**Task prompt:** Pick every line out of the entries below that holds the string "Αναζήτηση", and report them.

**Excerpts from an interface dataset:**

_____

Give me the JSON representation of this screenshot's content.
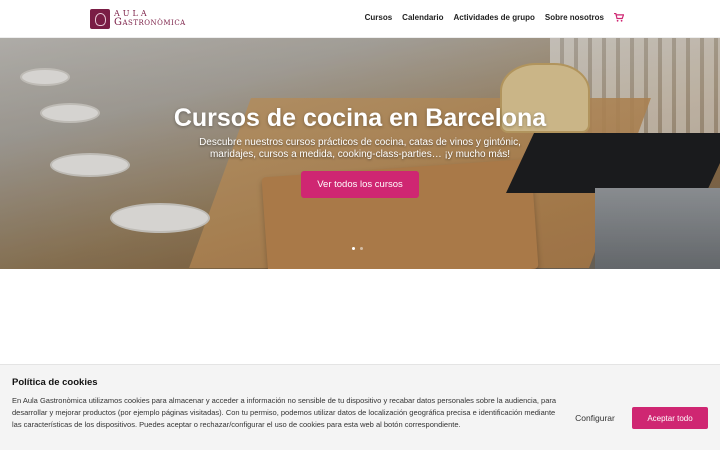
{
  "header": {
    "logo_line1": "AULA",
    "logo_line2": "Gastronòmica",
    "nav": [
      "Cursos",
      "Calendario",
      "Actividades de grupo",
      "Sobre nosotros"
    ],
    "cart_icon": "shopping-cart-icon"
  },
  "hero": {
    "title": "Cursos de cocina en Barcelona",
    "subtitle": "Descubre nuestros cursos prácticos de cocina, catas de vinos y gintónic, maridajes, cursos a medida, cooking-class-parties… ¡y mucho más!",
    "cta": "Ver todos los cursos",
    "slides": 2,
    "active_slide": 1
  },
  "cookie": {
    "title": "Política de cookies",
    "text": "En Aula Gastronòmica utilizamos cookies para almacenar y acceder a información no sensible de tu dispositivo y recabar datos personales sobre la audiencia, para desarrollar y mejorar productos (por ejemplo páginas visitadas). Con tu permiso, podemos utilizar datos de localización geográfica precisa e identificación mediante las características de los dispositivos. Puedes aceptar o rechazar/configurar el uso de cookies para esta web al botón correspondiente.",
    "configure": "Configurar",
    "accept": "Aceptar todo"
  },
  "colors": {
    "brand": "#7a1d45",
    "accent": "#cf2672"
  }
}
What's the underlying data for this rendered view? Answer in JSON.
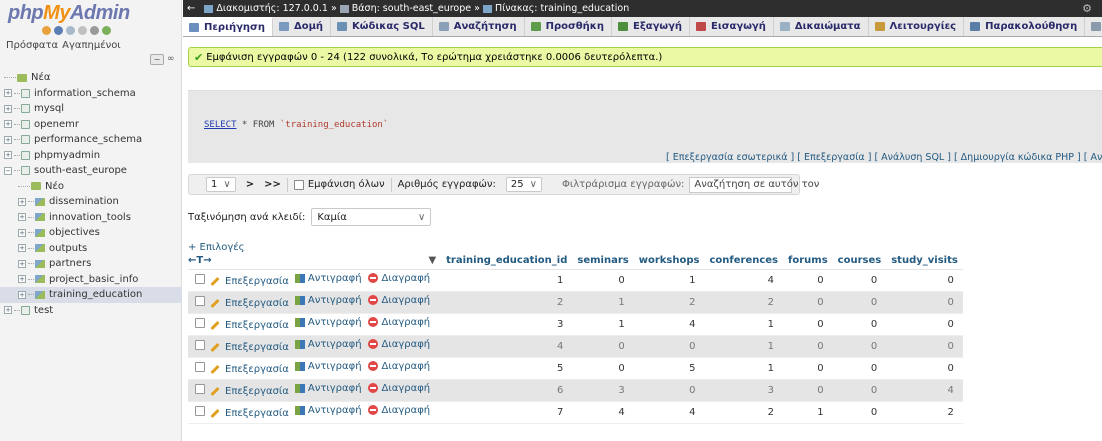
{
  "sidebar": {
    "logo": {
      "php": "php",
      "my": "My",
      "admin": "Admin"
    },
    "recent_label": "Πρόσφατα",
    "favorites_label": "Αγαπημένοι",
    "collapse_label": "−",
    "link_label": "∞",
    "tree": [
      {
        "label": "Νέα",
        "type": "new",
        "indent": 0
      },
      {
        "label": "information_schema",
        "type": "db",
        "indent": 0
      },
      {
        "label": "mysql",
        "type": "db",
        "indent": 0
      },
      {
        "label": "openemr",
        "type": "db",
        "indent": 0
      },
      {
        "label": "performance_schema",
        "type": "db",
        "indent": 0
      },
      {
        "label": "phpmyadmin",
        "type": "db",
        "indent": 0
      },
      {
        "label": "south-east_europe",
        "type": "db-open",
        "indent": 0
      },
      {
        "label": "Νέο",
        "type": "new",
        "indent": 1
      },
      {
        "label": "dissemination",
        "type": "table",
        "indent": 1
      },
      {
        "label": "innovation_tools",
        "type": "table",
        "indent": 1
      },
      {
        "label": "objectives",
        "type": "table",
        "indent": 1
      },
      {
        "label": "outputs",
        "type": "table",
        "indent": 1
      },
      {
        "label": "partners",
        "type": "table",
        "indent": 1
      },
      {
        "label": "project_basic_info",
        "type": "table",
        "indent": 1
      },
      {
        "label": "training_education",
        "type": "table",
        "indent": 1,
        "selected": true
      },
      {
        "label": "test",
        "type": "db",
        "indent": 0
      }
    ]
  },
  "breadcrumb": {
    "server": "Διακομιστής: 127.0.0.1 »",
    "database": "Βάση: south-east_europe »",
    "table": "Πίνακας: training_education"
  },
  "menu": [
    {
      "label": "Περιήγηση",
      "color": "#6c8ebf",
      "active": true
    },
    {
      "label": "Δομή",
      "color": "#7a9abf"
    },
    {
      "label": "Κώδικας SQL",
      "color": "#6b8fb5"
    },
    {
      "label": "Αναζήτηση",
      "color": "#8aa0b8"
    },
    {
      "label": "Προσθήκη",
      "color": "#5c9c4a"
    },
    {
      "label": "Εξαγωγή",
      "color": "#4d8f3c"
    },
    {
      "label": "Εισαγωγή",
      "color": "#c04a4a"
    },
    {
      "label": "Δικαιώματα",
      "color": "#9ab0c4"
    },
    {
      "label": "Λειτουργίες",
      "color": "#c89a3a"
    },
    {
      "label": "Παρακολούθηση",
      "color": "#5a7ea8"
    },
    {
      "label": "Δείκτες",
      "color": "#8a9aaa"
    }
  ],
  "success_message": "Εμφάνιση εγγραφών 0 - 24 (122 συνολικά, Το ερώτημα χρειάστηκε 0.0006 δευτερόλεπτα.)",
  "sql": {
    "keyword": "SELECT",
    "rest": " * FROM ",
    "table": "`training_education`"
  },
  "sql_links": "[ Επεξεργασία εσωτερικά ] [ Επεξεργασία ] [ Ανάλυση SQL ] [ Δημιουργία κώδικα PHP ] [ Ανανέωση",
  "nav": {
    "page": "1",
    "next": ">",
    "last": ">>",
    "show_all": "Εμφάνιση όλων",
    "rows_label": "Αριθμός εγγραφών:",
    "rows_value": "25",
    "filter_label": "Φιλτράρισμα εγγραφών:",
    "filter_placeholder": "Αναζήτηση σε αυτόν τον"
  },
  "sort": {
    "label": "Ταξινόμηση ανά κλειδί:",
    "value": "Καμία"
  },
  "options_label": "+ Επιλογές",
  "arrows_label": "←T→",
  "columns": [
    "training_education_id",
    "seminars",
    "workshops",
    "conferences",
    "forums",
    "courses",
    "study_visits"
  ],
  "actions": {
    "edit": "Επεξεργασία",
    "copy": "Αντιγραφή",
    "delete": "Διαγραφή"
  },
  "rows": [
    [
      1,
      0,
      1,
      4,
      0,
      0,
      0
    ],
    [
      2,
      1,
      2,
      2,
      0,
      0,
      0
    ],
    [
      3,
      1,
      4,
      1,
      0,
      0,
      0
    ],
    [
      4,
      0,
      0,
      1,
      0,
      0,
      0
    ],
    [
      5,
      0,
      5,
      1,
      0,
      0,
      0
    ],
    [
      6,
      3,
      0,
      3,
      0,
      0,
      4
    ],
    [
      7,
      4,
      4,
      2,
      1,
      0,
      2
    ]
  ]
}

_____

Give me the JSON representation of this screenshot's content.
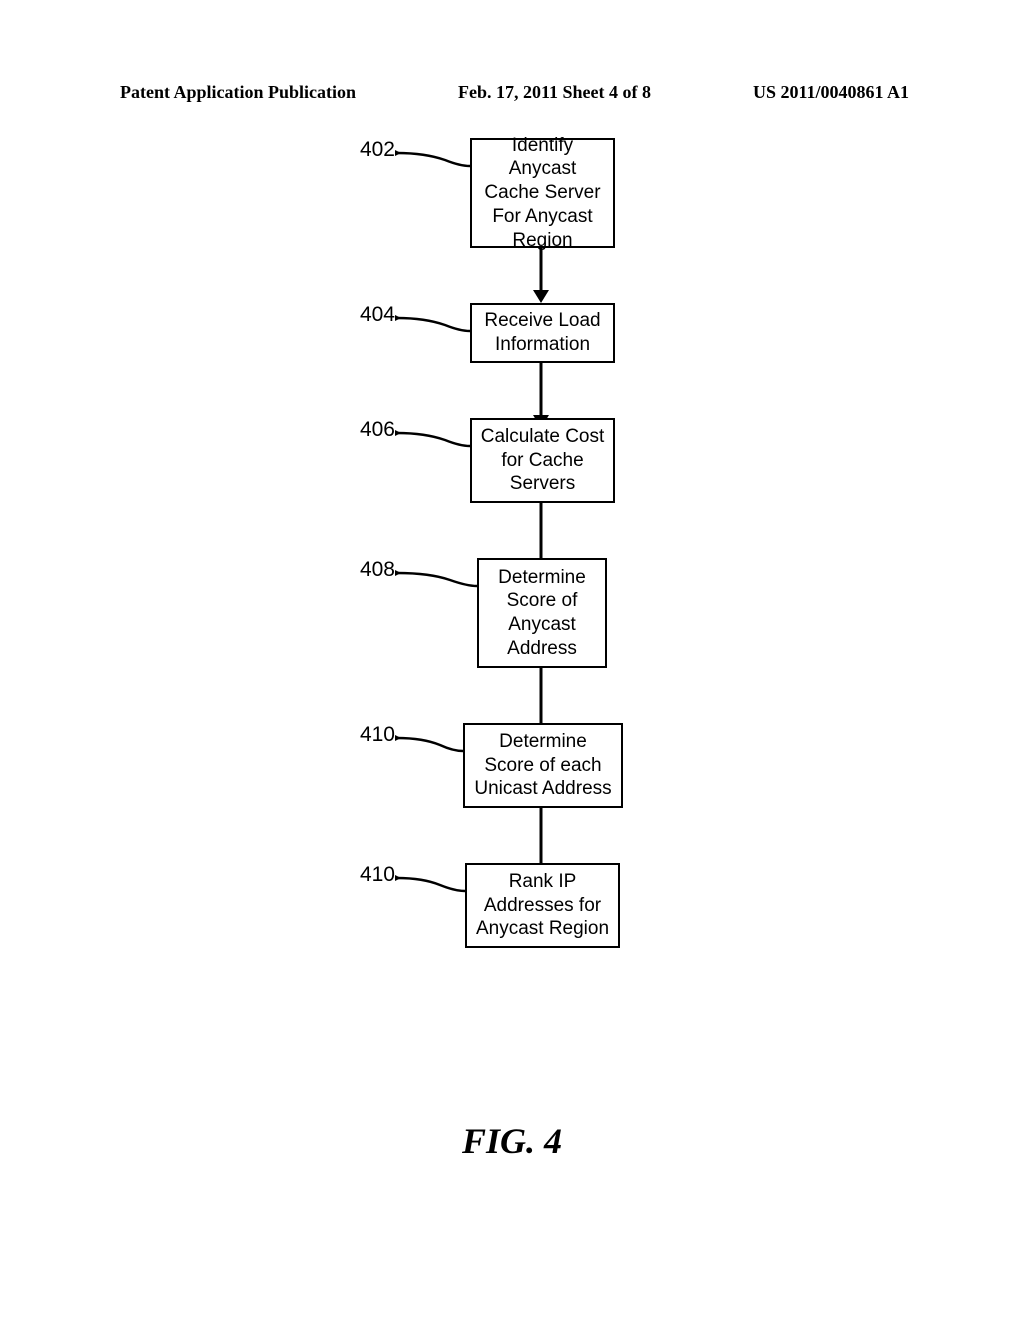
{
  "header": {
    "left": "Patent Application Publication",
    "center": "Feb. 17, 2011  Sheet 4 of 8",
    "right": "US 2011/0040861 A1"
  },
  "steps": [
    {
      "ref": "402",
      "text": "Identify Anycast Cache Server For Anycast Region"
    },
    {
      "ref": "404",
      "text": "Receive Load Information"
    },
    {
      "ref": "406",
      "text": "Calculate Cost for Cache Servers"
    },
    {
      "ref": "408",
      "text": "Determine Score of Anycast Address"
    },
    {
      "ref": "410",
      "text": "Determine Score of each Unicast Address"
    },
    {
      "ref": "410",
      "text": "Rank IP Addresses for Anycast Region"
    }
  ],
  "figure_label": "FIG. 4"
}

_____

**Response:**
      "label": "Αναζήτηση",
    "filter_placeholder": "Αναζήτηση σε αυτόν τον"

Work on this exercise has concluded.